Elk at The Rim Golf Club

Although this Monster Elk pic was taken at the Fairmont Banff Springs,
we had to show just how big these guys can get!
I wanted to do a special post on our current status about Elk on our property because it has been an issue for some time. The three years that I have been on property I have not seen such a problem. We have been pretty successful in keeping the Elk off of the property. We have had problems with breaks in our perimeter fence that has allowed access to many herds of Elk. 

In the past it has been manageable to sustain a break have some Elk access the property for a few days. We would quickly fix the fence and bring the cowboys out to escort the guests off of the property. Little damage if any would happen. Only a few times over my tenure did we have such an issue.

The last few months have been quite interesting with the timing of breaks in the fence. It seemed as though everytime we would go to fix the fence the next few days we would sustain another break from a storm or one of the gates on the Northwest side of the property would get damage. For a while it was like a pattern we couldn't shake. We had a few instances where we would find Elk activity on the course, check the entire fence and make sure it was secure, bring out the cowboys who would be successful in leading the Elk off the property just to have another intrusion a few days later from a storm. It became very frustrating to feel as though you have solved the problem just to get knocked back down with more damage.

Recently we have been having quite a bit of trouble with our gates on the Northwest part of the property. One gate is located just North of the main entrance and the other gate is located off of the 260, West of our maintenance tunnel. We have had multiple breaks with what looked like Elk walking right through the gate, ripping boards off as they go.

Lane has been our local Elk expert. Over the years he has been able to track Elk and figure out which way they are traveling. He knows the common places Elk bed down and can help guide the cowboys to the location of the Elk. His experience at our property is invaluable and this is one of many ways his knowledge has helped us.

With the many problems we have been having with the gates, Lane went to the drawing board trying to figure out how we can keep the Elk off of the property. He came up with a genius idea to make a removeable gate that mimics a section of the fence. His conception was to make the boards easily removable by sliding them through metal holders at each end like an old barn door lock would.
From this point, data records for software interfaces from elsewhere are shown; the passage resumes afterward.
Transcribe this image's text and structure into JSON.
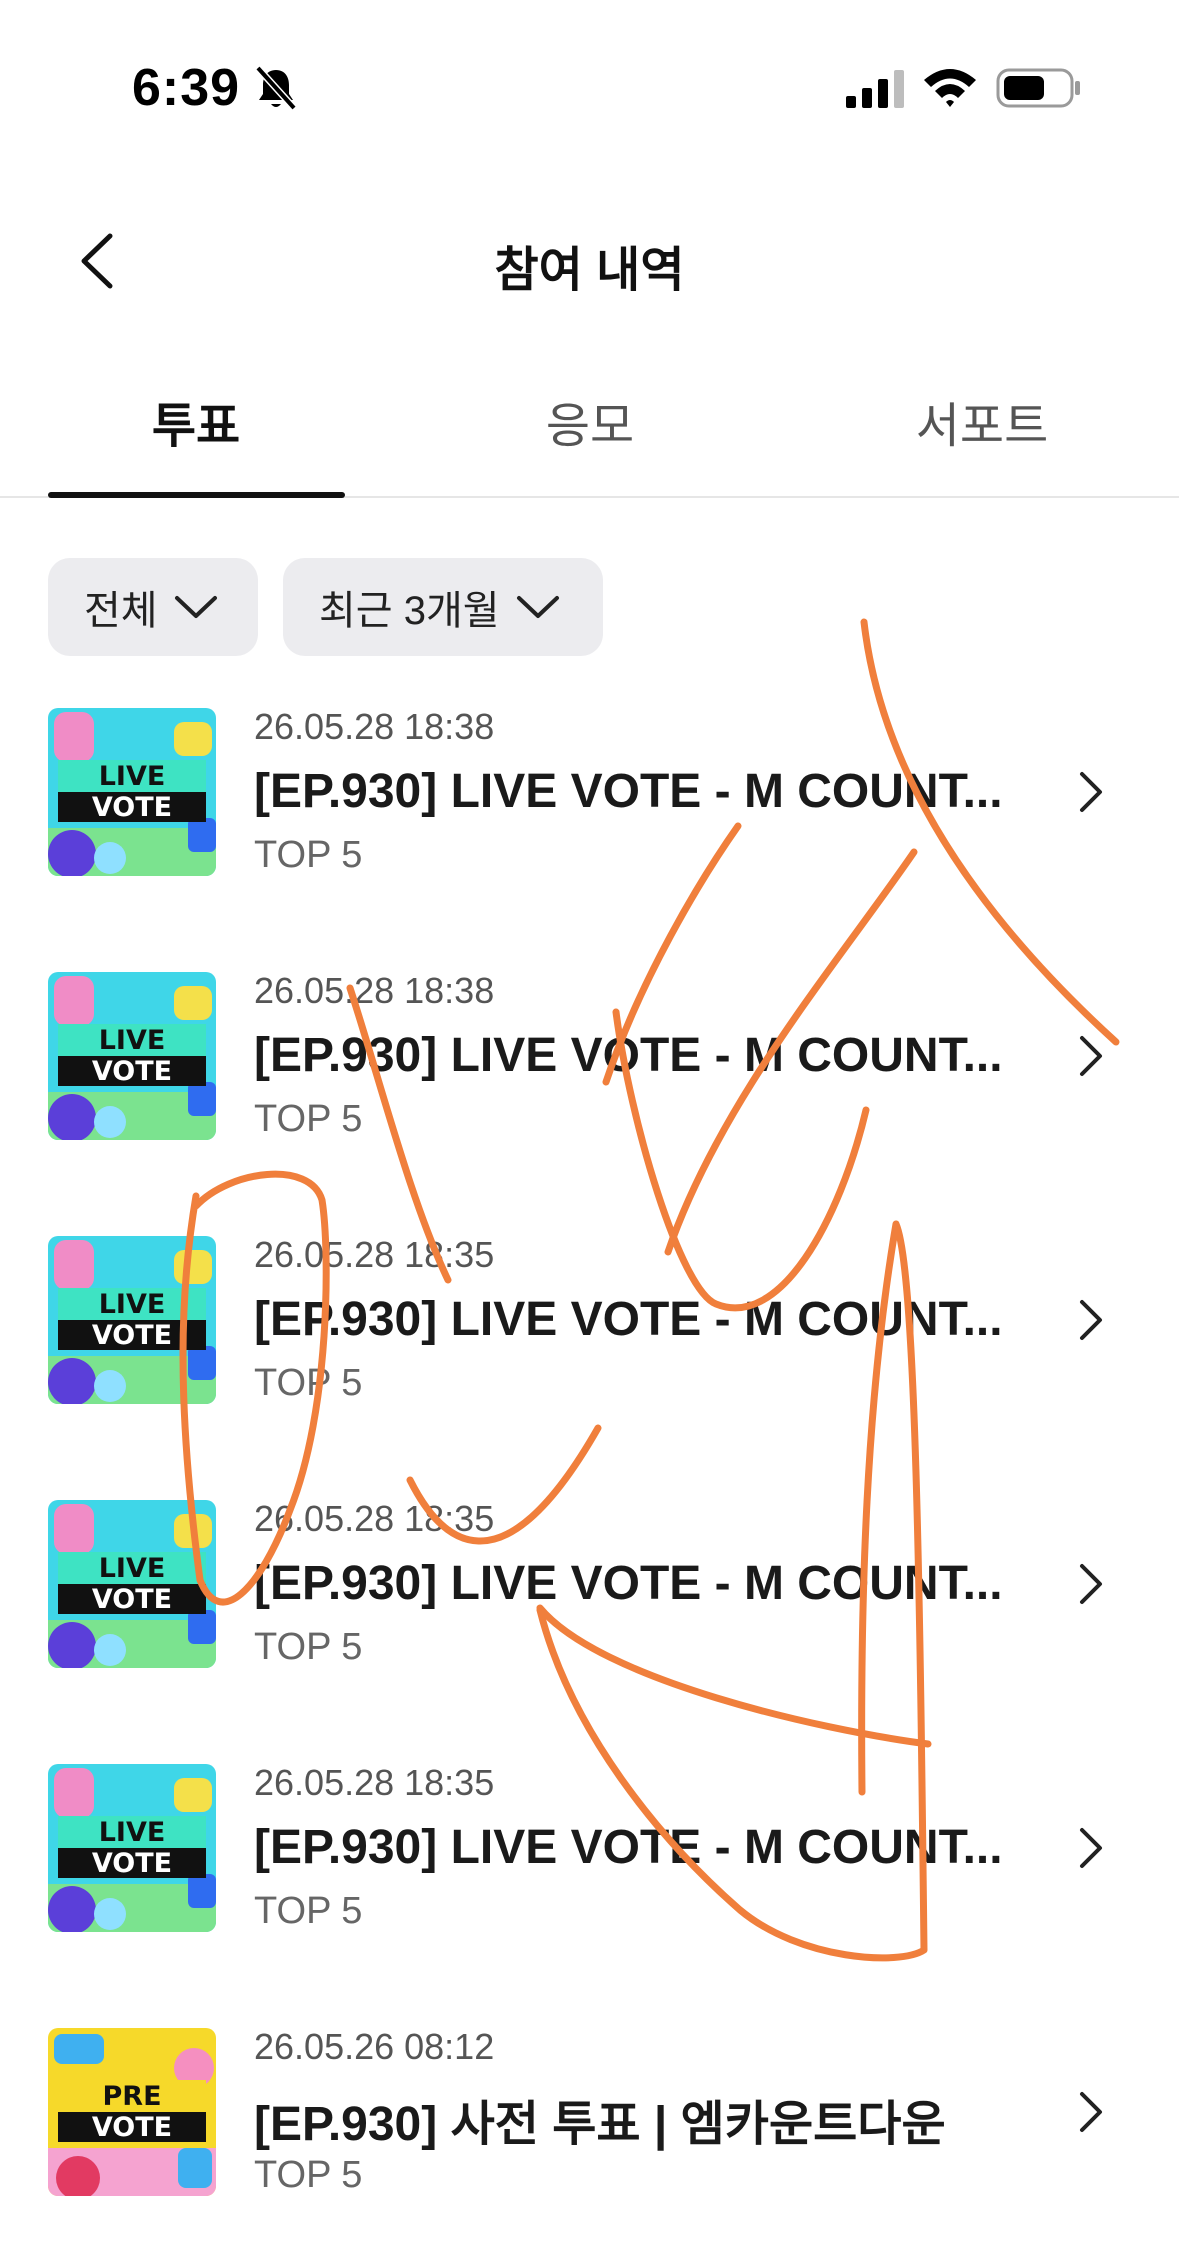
{
  "status_bar": {
    "time": "6:39",
    "icons": [
      "bell-slash-icon",
      "cellular-signal-icon",
      "wifi-icon",
      "battery-icon"
    ]
  },
  "header": {
    "title": "참여 내역",
    "back_icon": "chevron-left-icon"
  },
  "tabs": [
    {
      "label": "투표",
      "active": true
    },
    {
      "label": "응모",
      "active": false
    },
    {
      "label": "서포트",
      "active": false
    }
  ],
  "filters": [
    {
      "label": "전체"
    },
    {
      "label": "최근 3개월"
    }
  ],
  "items": [
    {
      "thumb": {
        "line1": "LIVE",
        "line2": "VOTE"
      },
      "date": "26.05.28 18:38",
      "title": "[EP.930] LIVE VOTE - M COUNT...",
      "subtitle": "TOP 5"
    },
    {
      "thumb": {
        "line1": "LIVE",
        "line2": "VOTE"
      },
      "date": "26.05.28 18:38",
      "title": "[EP.930] LIVE VOTE - M COUNT...",
      "subtitle": "TOP 5"
    },
    {
      "thumb": {
        "line1": "LIVE",
        "line2": "VOTE"
      },
      "date": "26.05.28 18:35",
      "title": "[EP.930] LIVE VOTE - M COUNT...",
      "subtitle": "TOP 5"
    },
    {
      "thumb": {
        "line1": "LIVE",
        "line2": "VOTE"
      },
      "date": "26.05.28 18:35",
      "title": "[EP.930] LIVE VOTE - M COUNT...",
      "subtitle": "TOP 5"
    },
    {
      "thumb": {
        "line1": "LIVE",
        "line2": "VOTE"
      },
      "date": "26.05.28 18:35",
      "title": "[EP.930] LIVE VOTE - M COUNT...",
      "subtitle": "TOP 5"
    },
    {
      "thumb": {
        "line1": "PRE",
        "line2": "VOTE"
      },
      "date": "26.05.26 08:12",
      "title": "[EP.930] 사전 투표 | 엠카운트다운",
      "subtitle": "TOP 5"
    }
  ],
  "colors": {
    "text_primary": "#1a1a1a",
    "text_secondary": "#666666",
    "filter_bg": "#ececef",
    "tab_indicator": "#111111",
    "scribble": "#f07f3c",
    "live_thumb_bg": "#3fd6e8",
    "pre_thumb_bg": "#f6d92a"
  }
}
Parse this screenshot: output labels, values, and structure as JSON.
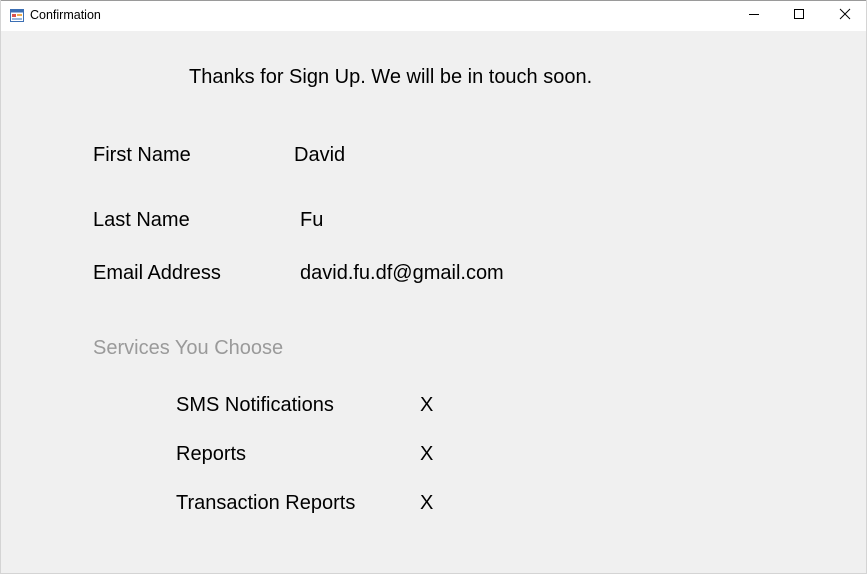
{
  "window": {
    "title": "Confirmation",
    "app_icon": "winforms-app-icon",
    "controls": {
      "minimize_icon": "minimize-icon",
      "maximize_icon": "maximize-icon",
      "close_icon": "close-icon"
    }
  },
  "content": {
    "heading": "Thanks for Sign Up. We will be in touch soon.",
    "fields": {
      "first_name": {
        "label": "First Name",
        "value": "David"
      },
      "last_name": {
        "label": "Last Name",
        "value": "Fu"
      },
      "email": {
        "label": "Email Address",
        "value": "david.fu.df@gmail.com"
      }
    },
    "services": {
      "title": "Services You Choose",
      "title_color": "#9a9a9a",
      "items": [
        {
          "label": "SMS Notifications",
          "mark": "X"
        },
        {
          "label": "Reports",
          "mark": "X"
        },
        {
          "label": "Transaction Reports",
          "mark": "X"
        }
      ]
    }
  }
}
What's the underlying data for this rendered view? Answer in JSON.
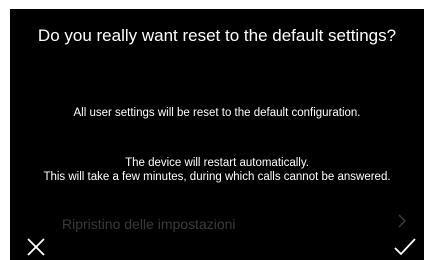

The finished product looks exactly like the fence and cannot be noticed unless you are right next to it.

Why does this work you ask? The gates stand out from a regular section of fence because of their up right posture. The regular fence is angled to make an optical illusion for Elk making them think they cannot clear the fence because it looks as though it is such a long jump. In reality they can jump the fence, which they have proved from the inside to the outside, since the optical illusion is not acheived from the inside. The Elk started to figure out that the gates were the weak part in our four mile fence. The way it looked is that the Elk were wallking up to the gates and nudging it enough to push boards off of the support poles. Boards screwed in with 4" screws were easily pushed aside by the Elk. The gates were no match for the 600 to 800 lb. Elk.

The modifications have been done to the to Northwestern gates and we have had great success. Elk have wallked up to it from both sides and it looks as though they have nudged it from the reminants of Elk hair stuck to the boards and on the ground next to the fence. The strength of these new gate sections are matched to any other section of the fence and also regain the optical illusion that has made the fence so successful. Now that the fence is secure, we are ready to invite the cowboys out for another tour of the course to lead the remaining Elk off the property. We have sustained damage on the course from the repetitive breaks and the interesting gate challenges. We are confident that this new design that Lane has realized will keep the perimeter secure well into the future.

If you have any questions or comments please feel free to contact me. Justin C. Ruiz, CGCS justinr@therimgolfclub.org